But according to WA Greens sources Junkee has spoken to, the frontrunner is Kate Davis, the principal solicitor at Tenancy WA. Davis has been a member of the Greens since she was a teenager and ran for the seat of Fremantle at the last federal election, attracting a swing of nearly six percent.

“If Kate runs, she will win.”

She has a high profile within the party and is regularly mooted as a prospect for federal parliament. One source described her as deeply committed to internal party democracy and process, which may be particularly relevant given the recent stoush between NSW senator Lee Rhiannon and party leader Richard Di Natale over the right of party members to dictate policy.

kate davis

Kate Davis is the most likely candidate to succeed Scott Ludlam.

Another source said that she “a consensus builder”. The WA branch of the Greens has historically prioritised party unity and consensus over ideology.

“If Kate runs, she will win,” the source added.

What Kind Of Party Do The Greens Want To Be?

The public brawl between the NSW party and the federal parliamentary wing of the Greens highlighted long-running divisions. The parliamentary leadership of the Greens has long argued that MPs need as much flexibility as possible when it comes to policy and legislation, while the NSW Greens believe MPs should be bound to policy developed by party members.

The NSW Greens have traditionally argued for a more radical approach to policy and have resisted Di Natale’s attempts to “mainstream” the Greens. Some senior WA Greens figures are also sympathetic to the NSW perspective.

After the Greens disappointing election result last year, the party’s former co-convenor Christine Cunningham told The Guardian that “In a world desperate for change and hope, we offered a centrist position summed up in a vague slogan.

“We can continue to be led by a nice-guy, mainstream footy-playing doctor and negotiate incremental change … Or maybe as a party of really smart, but often too-privileged-to-quite-get-it members, we should take a long hard look at ourselves and make some radical changes.”

Junkee understands that Cunningham, an academic at Perth’s Edith Cowan University, is also weighing up a bid for Ludlam’s Senate seat. During the recent battle between the NSW Greens and Di Natale, Cunningham tweeted her support for Rhiannon and argued that the party leader should be elected by members.

If Cunningham was to run, the preselection would serve as a proxy for debate about the party’s future direction. While Davis is also seen as a promoter of party democracy, sources acknowledge she’s less likely to directly confront the party leadership than Cunningham.

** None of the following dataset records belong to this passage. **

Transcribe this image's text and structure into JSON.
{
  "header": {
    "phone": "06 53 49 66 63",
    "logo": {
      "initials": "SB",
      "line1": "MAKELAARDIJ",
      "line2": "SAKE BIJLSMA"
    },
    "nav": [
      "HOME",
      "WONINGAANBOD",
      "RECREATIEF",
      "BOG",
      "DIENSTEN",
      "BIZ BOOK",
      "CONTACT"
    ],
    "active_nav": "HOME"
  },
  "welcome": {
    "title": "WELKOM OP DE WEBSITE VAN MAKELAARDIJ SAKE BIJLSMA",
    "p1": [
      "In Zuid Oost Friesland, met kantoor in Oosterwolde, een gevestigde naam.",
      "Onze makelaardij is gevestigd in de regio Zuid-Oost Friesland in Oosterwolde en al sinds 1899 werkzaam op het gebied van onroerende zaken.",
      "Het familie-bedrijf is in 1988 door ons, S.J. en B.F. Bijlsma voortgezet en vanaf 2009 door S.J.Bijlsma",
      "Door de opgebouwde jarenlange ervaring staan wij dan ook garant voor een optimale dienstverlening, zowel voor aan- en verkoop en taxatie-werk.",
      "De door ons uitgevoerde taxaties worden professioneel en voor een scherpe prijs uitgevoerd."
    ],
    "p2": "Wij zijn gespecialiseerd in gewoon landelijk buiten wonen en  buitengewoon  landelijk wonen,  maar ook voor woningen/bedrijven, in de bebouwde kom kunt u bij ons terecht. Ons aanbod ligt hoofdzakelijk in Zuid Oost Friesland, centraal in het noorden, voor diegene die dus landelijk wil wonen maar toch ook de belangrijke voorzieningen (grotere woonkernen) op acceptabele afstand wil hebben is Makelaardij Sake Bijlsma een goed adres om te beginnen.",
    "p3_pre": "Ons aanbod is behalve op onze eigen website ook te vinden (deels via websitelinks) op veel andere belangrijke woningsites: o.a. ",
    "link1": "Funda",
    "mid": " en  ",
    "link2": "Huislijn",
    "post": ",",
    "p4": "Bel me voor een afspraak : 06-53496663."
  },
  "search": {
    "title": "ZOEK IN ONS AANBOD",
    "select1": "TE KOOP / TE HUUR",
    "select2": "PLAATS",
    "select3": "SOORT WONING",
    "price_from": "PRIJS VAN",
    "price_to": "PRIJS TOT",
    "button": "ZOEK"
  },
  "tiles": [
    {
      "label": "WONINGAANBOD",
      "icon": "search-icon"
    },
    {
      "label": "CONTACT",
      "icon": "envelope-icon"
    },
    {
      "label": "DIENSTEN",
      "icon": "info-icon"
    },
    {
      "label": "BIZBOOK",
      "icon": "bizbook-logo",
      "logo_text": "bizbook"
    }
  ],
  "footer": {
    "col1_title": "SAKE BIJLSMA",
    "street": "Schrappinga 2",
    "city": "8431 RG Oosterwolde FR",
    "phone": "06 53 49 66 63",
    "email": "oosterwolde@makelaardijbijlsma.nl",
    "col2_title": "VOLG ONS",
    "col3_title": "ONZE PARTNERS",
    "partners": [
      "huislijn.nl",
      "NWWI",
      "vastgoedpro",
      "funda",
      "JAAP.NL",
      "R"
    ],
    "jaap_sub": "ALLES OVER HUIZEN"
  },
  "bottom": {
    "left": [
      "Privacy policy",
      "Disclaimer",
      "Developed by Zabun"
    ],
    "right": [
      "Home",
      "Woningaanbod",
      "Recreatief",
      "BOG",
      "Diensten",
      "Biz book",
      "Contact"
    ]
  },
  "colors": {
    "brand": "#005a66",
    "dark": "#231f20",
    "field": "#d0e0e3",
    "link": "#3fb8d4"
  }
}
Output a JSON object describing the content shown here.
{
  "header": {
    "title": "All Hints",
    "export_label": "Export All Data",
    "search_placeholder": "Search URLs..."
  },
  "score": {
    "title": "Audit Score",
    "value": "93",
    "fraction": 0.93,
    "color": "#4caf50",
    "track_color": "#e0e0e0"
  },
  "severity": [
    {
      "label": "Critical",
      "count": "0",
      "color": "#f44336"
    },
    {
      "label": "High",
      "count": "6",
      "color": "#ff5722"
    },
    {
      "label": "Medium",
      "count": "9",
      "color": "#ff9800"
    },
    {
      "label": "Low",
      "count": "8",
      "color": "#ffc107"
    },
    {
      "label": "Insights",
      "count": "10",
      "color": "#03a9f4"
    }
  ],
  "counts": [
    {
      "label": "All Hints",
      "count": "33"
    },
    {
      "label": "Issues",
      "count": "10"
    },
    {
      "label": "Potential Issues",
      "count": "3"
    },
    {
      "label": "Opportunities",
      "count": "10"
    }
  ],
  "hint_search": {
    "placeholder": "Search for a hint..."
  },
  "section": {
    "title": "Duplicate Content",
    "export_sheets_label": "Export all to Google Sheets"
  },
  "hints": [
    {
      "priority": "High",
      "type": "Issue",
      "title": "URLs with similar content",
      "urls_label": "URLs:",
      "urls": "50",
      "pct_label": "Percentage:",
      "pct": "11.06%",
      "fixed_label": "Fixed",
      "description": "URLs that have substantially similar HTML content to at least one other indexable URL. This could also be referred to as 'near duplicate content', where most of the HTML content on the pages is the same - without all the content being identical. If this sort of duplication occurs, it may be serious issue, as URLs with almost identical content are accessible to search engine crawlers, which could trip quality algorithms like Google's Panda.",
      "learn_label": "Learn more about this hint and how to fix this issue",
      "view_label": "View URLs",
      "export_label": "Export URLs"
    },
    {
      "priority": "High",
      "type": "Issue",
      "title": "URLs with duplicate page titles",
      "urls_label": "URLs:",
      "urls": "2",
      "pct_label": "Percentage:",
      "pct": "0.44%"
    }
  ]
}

What About Larissa Waters?

Yesterday Queensland Greens senator Larissa Waters announced her resignation from parliament revealing she was, like Ludlam, a dual-citizen. Her likely immediate replacement is Andrew Bartlett, a former leader of the Australian Democrats.

Unlike Ludlam, who is bowing out of politics for now, Greens sources told Junkee that Waters is likely to step back into the ring potentially as early as the next federal election. The Queensland party is yet to finalise its preselection process for the election but there is nothing preventing Waters from re-nominating once the contest kicks off.

The loss of both Ludlam and Waters is a serious setback for the Greens. Together they represent 20 percent of the Greens entire federal party room. Both had been touted as future leaders, and they represented the party’s next generation. Party members are still reeling from the events of the past week, but soon they’ll have to stop grieving and turn their attention to who replaces them, and what that means for the future direction of the Greens.

Osman Faruqi is Junkee’s News/Politics Editor. He is also a former office-bearer of the Australian Greens and has previously worked for Greens MPs.